## WORK REQUIRED
Look for "Output" in the material below and show each line that contains it.
-- Opening Marker --
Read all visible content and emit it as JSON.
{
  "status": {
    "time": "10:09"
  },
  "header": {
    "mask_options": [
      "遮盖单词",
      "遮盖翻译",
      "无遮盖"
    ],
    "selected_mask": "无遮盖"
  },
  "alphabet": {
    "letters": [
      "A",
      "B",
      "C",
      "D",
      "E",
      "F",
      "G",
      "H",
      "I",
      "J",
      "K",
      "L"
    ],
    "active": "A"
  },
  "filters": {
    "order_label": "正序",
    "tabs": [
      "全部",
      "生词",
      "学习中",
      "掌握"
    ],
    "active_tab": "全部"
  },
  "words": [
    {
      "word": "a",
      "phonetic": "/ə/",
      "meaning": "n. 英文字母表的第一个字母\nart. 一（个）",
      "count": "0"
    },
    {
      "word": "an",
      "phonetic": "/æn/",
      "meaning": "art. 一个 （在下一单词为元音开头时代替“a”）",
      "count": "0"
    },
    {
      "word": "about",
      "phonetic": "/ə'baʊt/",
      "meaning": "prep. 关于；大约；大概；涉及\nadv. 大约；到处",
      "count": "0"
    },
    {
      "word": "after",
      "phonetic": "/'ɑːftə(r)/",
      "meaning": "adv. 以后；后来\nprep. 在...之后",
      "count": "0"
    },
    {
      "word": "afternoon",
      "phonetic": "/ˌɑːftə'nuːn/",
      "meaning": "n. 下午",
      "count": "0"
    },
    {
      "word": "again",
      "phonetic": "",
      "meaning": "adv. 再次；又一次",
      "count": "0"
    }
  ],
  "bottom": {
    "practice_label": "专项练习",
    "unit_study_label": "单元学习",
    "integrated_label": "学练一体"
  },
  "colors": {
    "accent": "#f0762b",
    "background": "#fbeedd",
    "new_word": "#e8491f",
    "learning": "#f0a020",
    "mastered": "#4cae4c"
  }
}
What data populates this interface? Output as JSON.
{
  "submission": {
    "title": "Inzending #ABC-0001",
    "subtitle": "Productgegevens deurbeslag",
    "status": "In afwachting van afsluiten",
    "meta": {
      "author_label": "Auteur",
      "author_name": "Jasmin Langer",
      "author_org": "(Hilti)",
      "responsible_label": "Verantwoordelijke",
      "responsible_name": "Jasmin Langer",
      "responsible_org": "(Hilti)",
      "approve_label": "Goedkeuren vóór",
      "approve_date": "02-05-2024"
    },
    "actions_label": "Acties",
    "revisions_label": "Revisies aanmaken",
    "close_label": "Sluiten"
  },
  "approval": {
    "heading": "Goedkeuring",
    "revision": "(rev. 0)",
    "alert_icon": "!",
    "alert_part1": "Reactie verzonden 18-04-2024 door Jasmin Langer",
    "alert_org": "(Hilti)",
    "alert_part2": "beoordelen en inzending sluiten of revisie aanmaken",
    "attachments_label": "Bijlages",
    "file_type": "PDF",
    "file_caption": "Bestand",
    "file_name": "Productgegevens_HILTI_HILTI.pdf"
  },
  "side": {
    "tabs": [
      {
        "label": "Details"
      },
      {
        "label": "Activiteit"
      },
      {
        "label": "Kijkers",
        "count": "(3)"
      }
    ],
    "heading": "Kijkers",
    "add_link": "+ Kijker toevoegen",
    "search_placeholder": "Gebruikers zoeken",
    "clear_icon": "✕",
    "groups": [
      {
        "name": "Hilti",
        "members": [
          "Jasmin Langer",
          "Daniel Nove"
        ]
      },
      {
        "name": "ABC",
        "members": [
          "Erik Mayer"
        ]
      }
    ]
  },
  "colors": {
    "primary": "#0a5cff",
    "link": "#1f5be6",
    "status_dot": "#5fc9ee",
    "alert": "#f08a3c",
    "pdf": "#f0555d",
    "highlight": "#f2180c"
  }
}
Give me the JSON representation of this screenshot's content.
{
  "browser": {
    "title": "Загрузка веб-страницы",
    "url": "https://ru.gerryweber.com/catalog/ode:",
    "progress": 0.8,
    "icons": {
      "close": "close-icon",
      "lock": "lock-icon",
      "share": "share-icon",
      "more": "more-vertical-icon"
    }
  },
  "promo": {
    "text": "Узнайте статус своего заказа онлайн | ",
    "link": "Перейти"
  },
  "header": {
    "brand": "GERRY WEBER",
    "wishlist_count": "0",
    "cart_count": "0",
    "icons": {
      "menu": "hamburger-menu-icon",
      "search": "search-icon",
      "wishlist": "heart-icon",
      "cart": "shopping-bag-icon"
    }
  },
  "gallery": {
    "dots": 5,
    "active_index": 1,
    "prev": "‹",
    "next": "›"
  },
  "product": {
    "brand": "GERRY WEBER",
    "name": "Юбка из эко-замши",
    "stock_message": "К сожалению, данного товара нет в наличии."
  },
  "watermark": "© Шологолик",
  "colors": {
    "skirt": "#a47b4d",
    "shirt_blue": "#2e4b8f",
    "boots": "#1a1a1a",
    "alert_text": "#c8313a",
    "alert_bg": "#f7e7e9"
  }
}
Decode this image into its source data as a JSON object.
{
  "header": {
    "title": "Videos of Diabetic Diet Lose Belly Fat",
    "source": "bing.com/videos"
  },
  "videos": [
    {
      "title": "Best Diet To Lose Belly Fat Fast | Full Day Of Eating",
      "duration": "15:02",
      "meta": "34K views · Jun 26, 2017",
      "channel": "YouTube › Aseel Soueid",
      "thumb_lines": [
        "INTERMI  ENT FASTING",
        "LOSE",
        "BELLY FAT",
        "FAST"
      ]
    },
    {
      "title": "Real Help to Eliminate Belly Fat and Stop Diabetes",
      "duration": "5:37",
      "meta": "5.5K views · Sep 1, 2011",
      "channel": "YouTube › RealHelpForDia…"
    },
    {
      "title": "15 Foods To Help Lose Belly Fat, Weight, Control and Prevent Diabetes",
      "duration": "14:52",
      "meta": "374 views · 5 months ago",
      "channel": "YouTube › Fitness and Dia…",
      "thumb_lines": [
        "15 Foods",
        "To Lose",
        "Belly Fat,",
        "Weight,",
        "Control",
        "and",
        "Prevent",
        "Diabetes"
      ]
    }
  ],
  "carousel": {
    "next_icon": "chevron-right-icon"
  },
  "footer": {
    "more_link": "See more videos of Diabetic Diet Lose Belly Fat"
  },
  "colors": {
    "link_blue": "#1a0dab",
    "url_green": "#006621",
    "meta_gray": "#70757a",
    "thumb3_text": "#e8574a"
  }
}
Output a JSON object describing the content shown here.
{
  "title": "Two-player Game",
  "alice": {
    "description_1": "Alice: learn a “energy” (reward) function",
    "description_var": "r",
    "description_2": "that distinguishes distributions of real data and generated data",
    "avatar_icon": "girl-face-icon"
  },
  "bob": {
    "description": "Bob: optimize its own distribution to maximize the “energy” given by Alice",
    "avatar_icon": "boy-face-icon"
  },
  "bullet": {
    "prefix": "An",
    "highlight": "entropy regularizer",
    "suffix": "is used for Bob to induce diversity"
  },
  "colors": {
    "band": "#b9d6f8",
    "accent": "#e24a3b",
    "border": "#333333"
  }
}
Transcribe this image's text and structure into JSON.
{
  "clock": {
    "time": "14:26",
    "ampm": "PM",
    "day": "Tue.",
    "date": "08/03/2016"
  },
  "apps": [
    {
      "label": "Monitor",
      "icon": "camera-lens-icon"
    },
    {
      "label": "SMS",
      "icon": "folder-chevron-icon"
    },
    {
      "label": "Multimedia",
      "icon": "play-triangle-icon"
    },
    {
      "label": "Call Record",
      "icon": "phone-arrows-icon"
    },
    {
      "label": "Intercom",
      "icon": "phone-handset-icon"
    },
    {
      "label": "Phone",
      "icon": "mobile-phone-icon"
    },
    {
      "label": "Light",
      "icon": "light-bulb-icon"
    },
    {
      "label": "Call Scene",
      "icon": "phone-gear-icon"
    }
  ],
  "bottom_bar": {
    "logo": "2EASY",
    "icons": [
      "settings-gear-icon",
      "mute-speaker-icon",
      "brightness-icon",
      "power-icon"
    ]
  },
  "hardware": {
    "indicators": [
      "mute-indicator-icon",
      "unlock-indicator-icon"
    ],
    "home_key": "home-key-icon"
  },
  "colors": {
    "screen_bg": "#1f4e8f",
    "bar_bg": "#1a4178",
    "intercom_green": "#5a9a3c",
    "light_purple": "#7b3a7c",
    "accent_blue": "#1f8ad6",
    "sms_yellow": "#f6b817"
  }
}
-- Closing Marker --
## ANSWER TO THIS PROBLEM
What data populates this interface? Output as JSON.
Output a JSON object describing the content shown here.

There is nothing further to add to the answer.